Pinterest is really popping. It has quickly become one of the fastest growing social networks. According to a recent Pew study, 15% of American internet users are on now Pinterest—just barely trailing Twitter at 16%. Pinterest recently launched pages for business—allowing commercial use of the network. With its aim to “connect everyone in the world through the things they find interesting,” it could be a great addition to your content and social media marketing.
If you have not caught on to the Pinterest craze, here is the lowdown on the visual social network; it allows you to create and manage themed photo and video collections and share them with your friends and other connections. Although Pinterest is more popular among women than men, it attracts a diverse age demographic. Pinterest offers users all the standard social networking options, including following the “pin boards” of friends, “liking” and commenting on images others “pin,” “re-pinning” content to their own collections or “pin boards,” and the sharing of photo and video content through Facebook, Twitter and email. Pinterest could become a powerful channel for your content marketing, especially if your website features high-quality video content and infographics.

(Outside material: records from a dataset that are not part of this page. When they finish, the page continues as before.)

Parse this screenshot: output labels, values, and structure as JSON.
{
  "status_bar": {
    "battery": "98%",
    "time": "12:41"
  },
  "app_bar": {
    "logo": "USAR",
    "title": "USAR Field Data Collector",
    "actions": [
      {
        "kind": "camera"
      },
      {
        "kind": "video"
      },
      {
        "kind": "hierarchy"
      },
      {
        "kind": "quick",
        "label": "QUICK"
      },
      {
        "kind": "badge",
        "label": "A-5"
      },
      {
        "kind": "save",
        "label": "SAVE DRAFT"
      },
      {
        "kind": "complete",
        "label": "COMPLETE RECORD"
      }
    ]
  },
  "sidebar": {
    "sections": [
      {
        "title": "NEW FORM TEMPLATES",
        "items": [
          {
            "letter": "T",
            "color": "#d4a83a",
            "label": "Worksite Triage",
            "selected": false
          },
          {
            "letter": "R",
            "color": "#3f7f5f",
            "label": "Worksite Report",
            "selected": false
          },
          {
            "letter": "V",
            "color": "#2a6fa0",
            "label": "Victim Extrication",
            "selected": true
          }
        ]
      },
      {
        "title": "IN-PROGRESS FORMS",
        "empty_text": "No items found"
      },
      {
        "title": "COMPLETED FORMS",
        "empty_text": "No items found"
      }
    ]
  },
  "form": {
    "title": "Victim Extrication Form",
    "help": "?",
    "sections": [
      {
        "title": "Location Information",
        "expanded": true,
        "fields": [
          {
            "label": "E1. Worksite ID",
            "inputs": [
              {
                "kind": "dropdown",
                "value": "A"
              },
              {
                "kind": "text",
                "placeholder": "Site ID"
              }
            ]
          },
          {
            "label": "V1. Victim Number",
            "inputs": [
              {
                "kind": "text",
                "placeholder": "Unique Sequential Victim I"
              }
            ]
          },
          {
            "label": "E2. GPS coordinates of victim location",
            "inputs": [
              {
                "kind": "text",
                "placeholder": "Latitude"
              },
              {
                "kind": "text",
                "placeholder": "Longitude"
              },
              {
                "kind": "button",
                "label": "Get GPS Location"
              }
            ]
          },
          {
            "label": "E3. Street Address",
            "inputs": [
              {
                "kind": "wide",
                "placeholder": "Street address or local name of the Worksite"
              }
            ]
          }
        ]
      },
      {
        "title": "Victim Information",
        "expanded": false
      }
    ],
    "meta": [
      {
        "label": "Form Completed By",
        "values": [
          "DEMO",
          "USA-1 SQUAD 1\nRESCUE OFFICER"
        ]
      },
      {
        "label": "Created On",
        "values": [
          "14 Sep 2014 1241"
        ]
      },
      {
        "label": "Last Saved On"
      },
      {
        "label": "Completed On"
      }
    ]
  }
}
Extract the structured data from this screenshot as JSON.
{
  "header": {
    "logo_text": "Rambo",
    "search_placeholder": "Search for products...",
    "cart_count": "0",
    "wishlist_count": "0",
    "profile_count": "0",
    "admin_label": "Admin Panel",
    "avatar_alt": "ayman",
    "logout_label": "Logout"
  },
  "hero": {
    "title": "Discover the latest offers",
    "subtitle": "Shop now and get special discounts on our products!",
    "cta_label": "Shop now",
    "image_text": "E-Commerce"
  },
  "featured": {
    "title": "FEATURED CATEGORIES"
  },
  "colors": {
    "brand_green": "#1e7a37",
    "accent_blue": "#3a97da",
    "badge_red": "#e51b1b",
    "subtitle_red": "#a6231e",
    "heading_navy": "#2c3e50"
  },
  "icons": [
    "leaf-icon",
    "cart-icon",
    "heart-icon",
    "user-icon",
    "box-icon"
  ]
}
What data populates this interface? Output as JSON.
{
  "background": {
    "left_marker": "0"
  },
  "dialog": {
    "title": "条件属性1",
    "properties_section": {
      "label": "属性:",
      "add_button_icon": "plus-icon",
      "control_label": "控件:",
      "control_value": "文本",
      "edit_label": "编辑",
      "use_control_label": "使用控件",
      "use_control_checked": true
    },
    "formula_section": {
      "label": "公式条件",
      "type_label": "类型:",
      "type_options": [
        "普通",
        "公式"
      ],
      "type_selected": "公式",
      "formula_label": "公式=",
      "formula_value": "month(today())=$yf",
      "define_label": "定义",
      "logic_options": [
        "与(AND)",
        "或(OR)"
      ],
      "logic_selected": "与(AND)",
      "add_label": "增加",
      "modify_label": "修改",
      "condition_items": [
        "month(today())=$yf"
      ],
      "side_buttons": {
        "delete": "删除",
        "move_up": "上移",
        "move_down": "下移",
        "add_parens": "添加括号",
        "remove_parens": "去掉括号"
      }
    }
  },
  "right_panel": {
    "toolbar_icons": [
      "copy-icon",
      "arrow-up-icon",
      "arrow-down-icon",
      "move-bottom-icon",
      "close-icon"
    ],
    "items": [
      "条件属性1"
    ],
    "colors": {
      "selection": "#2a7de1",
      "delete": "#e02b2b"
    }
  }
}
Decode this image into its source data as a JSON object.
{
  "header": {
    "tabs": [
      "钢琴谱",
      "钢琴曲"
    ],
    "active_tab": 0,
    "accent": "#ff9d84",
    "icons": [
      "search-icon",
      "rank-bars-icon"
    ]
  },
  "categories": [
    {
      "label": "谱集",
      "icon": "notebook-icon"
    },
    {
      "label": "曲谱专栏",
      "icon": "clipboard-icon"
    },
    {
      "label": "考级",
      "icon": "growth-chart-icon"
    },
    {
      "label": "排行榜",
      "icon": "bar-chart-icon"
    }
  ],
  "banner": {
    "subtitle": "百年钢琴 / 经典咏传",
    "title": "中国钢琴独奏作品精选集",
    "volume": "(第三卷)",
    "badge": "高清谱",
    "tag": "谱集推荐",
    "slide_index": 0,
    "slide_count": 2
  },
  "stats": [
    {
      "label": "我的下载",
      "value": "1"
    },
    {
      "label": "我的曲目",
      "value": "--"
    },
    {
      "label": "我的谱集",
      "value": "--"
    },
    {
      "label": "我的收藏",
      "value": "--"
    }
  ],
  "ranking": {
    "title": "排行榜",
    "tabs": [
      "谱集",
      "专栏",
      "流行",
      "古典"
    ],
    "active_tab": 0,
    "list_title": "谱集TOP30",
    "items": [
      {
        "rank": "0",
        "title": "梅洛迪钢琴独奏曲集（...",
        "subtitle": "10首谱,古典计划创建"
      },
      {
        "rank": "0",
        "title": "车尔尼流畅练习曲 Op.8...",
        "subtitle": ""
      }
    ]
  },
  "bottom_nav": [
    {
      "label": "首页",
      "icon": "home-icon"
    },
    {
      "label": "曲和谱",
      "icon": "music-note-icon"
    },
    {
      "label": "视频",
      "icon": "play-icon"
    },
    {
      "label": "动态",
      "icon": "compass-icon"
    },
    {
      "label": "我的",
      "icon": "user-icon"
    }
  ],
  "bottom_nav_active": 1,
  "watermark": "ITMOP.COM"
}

Pinterest is a visual social network, so successful marketing on the site must be visual too. If you sell products, experiment with creative ways to showcase them visually on Pinterest. If you are a B2B service company, a focus on infographics and video content is the way to go. Effective content curation entails collecting and sharing high-quality content, which will appeal to your target market. You should be social and refrain from only sharing or “pinning” your own original content.
You need a highly relevant username. Usernames appear in the URL of Pinterest profiles. Use your business name or something very similar so that it will be easier for prospects to find you on Pinterest. An excellent brand page is the key to attracting a following and developing your unique Pinterest brand. Display a profile image showcasing your logo or company name. The photo should be of something that your internet-wide audience already associates with you.
Board covers can make your pin boards more visually appealing. Select attractive pins for your boards, and then set the best ones as your board covers. You can also rearrange your boards to ensure that your most important ones are cast in the spotlight. Adding categories to your boards will boost the reach of your pins—getting them displayed in the “Categories” section of Pinterest. Even users who do not follow you can come across your pins, when browsing categories. Adding keywords to the “About” section of your business page greatly amplifies your visibility. If you create a robust and highly followed business page, it could be included in the top search results for your keywords. Employ SEO to grow your Pinterest following faster.
Just “pinning,” “re-pinning,” “liking,” and commenting on images on Pinterest will not advance your business…Optimize your website for Pinterest to encourage your visitors to actively share your content with their followers—thereby boosting your website traffic. Webpages with embedded share buttons are much more likely to get shared; adding the “Pin it” button to your website will encourage visitors to share your visual content on Pinterest. Consider adding the button to your blog posts and relevant landing pages. The follow button is another great option—making it quick and easy for website visitors to find and follow you on Pinterest.
Getting the best results from your inbound marketing requires relevant, information-rich and high-impact content marketing. Add Pinterest to the mix. The visual social network is an innovative avenue for attracting a wider captive audience, enhancing SEO and ultimately boosting lead generation. The key to success on Pinterest is creating inventive and entertaining themes for your “pin boards.” Get creative, and start “pinning.”
If you are still on the fence about Pinterest, this infographic created by Fast Company Design Editor, Cliff Kuang, should sway you: